_WHAT YOU HAVE TO DO_. Whenever a line in the records below holds the string "JSON", copy it out.

_RECORDS TO USE_.
_ _ _ _
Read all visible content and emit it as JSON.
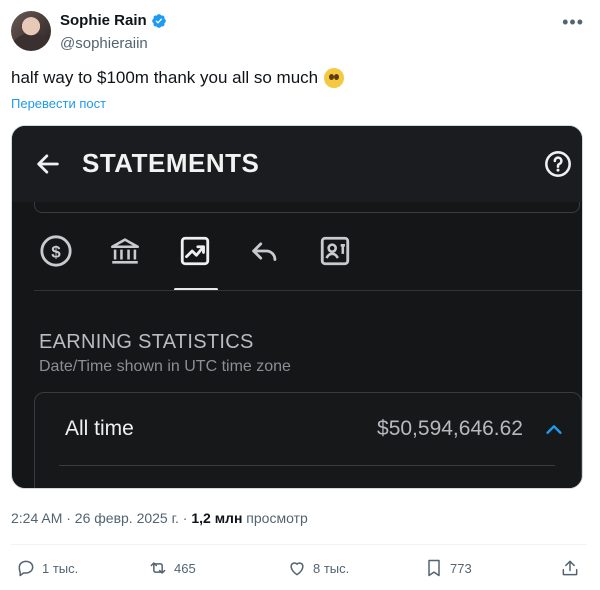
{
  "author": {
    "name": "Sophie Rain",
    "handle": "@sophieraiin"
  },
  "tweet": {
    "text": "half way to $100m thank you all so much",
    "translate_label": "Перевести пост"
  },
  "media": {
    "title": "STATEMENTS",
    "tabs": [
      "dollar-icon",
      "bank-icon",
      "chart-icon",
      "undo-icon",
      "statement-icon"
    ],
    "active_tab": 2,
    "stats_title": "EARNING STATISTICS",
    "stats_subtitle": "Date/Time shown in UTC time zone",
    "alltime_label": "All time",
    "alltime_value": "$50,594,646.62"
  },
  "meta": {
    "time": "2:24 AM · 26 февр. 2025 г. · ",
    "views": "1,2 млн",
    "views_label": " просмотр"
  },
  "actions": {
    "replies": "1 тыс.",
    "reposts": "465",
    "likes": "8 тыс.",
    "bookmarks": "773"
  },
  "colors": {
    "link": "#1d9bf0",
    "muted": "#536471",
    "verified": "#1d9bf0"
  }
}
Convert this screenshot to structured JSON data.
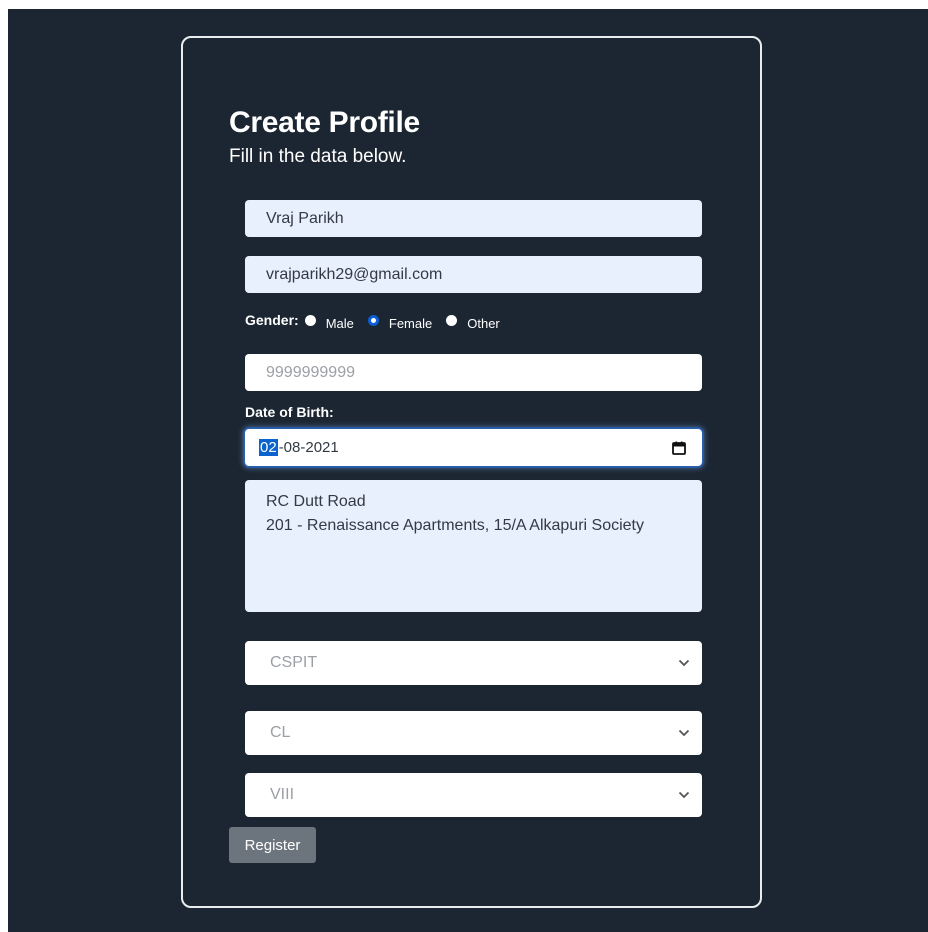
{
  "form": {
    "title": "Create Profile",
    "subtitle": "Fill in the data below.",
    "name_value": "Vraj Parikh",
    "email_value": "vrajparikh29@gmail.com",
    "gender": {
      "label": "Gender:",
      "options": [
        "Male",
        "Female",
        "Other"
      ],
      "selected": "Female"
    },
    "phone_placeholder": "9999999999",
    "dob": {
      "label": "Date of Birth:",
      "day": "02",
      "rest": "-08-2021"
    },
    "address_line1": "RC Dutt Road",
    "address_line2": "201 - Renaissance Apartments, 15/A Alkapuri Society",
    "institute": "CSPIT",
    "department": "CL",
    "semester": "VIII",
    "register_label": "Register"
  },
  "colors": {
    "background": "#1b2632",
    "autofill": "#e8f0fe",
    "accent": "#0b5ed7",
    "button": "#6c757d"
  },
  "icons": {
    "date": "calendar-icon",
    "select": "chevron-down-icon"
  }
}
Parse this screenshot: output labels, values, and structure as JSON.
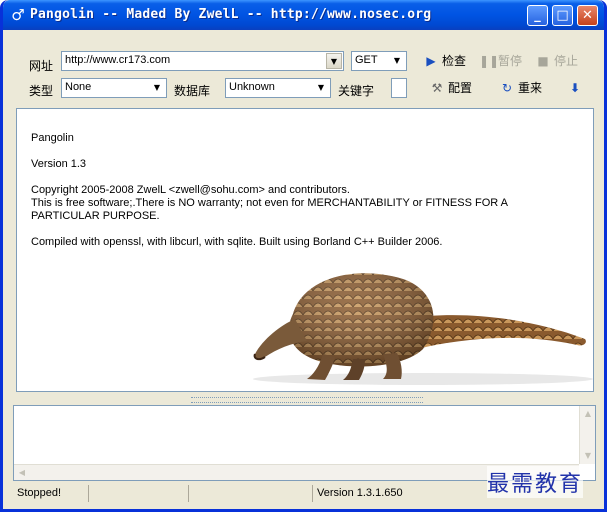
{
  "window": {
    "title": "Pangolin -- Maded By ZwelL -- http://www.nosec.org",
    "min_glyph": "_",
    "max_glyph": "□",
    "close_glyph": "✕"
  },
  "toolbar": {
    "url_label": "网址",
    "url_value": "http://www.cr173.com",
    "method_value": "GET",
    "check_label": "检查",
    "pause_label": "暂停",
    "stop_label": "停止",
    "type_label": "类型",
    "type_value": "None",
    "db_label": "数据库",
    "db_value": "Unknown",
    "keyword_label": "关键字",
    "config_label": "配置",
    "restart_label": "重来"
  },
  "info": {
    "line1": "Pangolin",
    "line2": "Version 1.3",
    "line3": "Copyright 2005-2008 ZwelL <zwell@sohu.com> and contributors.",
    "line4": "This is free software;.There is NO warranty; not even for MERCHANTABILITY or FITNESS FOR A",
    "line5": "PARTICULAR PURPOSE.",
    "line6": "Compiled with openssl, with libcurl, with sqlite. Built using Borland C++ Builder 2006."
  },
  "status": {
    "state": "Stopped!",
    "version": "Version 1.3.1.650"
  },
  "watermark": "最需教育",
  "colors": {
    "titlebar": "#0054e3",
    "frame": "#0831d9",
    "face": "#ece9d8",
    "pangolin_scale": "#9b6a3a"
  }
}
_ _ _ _
_PROBLEM SOLUTION_.
Read all visible content and emit it as JSON.
Convert this screenshot to structured JSON data.
Parse this screenshot: output labels, values, and structure as JSON.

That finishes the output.